Consider budgetary shifts. One of the major considerations for all parties involved is financially shifting from Cap-Ex to Op-Ex, often a new line of thinking for the IT department. Using cloud solutions, upfront costs are dramatically reduced and a monthly (or yearly) “rental or license” cost is increased. A shift in resource focus (e.g., from infrastructure engineers to cloud developers) is also an important consideration.

Communicate roles with the solution provider. The shift in resources also creates a heavy emphasis on vendor management. It is important to create an understanding of who is responsible for certain tasks, such as support or outages.
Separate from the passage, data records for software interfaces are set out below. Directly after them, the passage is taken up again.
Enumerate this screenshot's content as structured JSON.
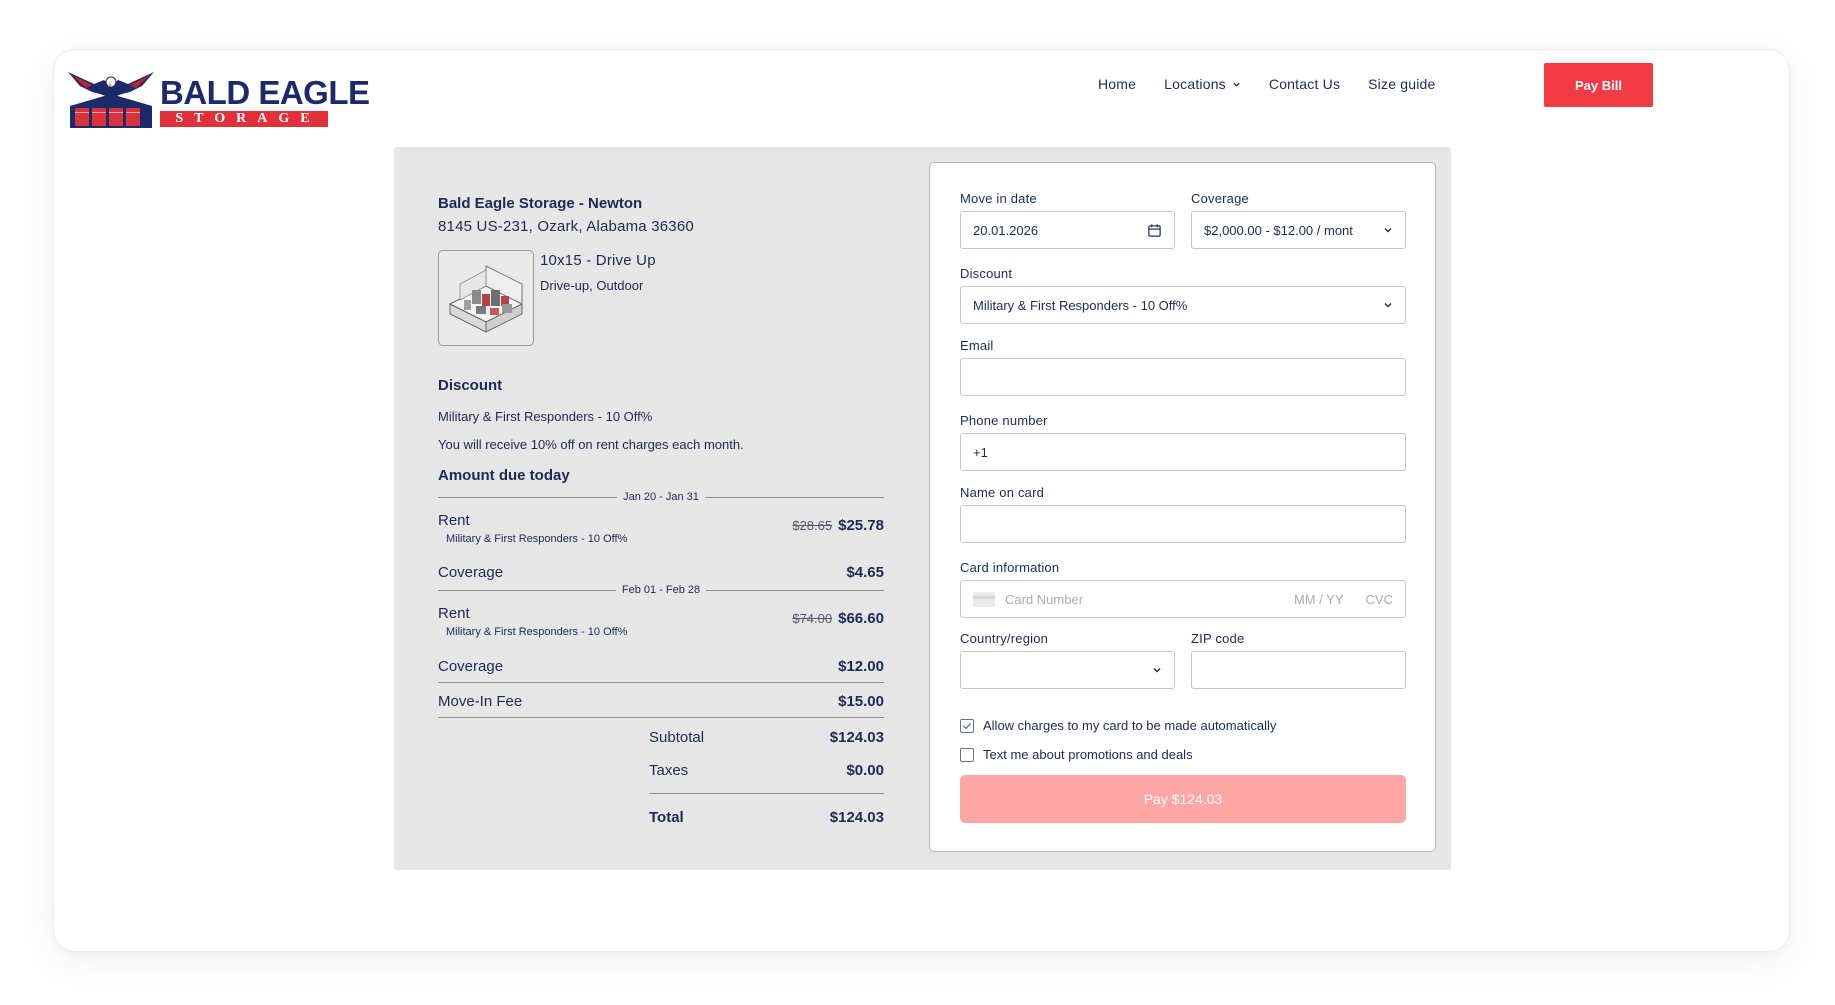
{
  "brand": {
    "name": "BALD EAGLE",
    "sub": "STORAGE"
  },
  "nav": {
    "items": [
      {
        "label": "Home",
        "has_dropdown": false
      },
      {
        "label": "Locations",
        "has_dropdown": true
      },
      {
        "label": "Contact Us",
        "has_dropdown": false
      },
      {
        "label": "Size guide",
        "has_dropdown": false
      }
    ],
    "pay_bill_label": "Pay Bill"
  },
  "summary": {
    "location_name": "Bald Eagle Storage - Newton",
    "address": "8145 US-231, Ozark, Alabama 36360",
    "unit_title": "10x15 - Drive Up",
    "unit_type": "Drive-up, Outdoor",
    "discount_title": "Discount",
    "discount_name": "Military & First Responders - 10 Off%",
    "discount_desc": "You will receive 10% off on rent charges each month.",
    "amount_title": "Amount due today",
    "period1": "Jan 20 - Jan 31",
    "rent1": {
      "label": "Rent",
      "sub": "Military & First Responders - 10 Off%",
      "old": "$28.65",
      "amount": "$25.78"
    },
    "coverage1": {
      "label": "Coverage",
      "amount": "$4.65"
    },
    "period2": "Feb 01 - Feb 28",
    "rent2": {
      "label": "Rent",
      "sub": "Military & First Responders - 10 Off%",
      "old": "$74.00",
      "amount": "$66.60"
    },
    "coverage2": {
      "label": "Coverage",
      "amount": "$12.00"
    },
    "move_in_fee": {
      "label": "Move-In Fee",
      "amount": "$15.00"
    },
    "subtotal": {
      "label": "Subtotal",
      "amount": "$124.03"
    },
    "taxes": {
      "label": "Taxes",
      "amount": "$0.00"
    },
    "total": {
      "label": "Total",
      "amount": "$124.03"
    }
  },
  "form": {
    "move_in_label": "Move in date",
    "move_in_value": "20.01.2026",
    "coverage_label": "Coverage",
    "coverage_value": "$2,000.00 - $12.00 / mont",
    "discount_label": "Discount",
    "discount_value": "Military & First Responders - 10 Off%",
    "email_label": "Email",
    "email_value": "",
    "phone_label": "Phone number",
    "phone_value": "+1",
    "name_label": "Name on card",
    "name_value": "",
    "card_label": "Card information",
    "card_placeholder": "Card Number",
    "card_expiry_placeholder": "MM / YY",
    "card_cvc_placeholder": "CVC",
    "country_label": "Country/region",
    "country_value": "",
    "zip_label": "ZIP code",
    "zip_value": "",
    "auto_charge_label": "Allow charges to my card to be made automatically",
    "auto_charge_checked": true,
    "promo_label": "Text me about promotions and deals",
    "promo_checked": false,
    "pay_label": "Pay $124.03"
  },
  "colors": {
    "primary_text": "#1c2a57",
    "accent_red": "#f33b45",
    "pay_disabled": "#fca6a6",
    "panel_bg": "#e6e6e6"
  }
}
Ultimately, a thorough analysis of total cost of ownership over a long period is required to gauge the financial changes that may result from a cloud deployment.

Risk management. Risk changes in a hosted environment. A data breach, for example, is perhaps a greater concern in a multi-property hosted scenario, where there is data about many more customers to be stolen than in any single site. This risk factor may be offset by the presumed greater expertise in system administration, security and monitoring expected in a professional data center operation.

Other concepts detailed in this document include: effects of selling a property, time to market, data ownership and recovery, identity management, service level agreements (SLAs), reporting and compliance, scalability and more.

To access HTNG’s “Above Property Considerations,” or for further information, visit www.htng.org or contact Patrick Dunphy, Manager, Workgroups and IT, at [email protected].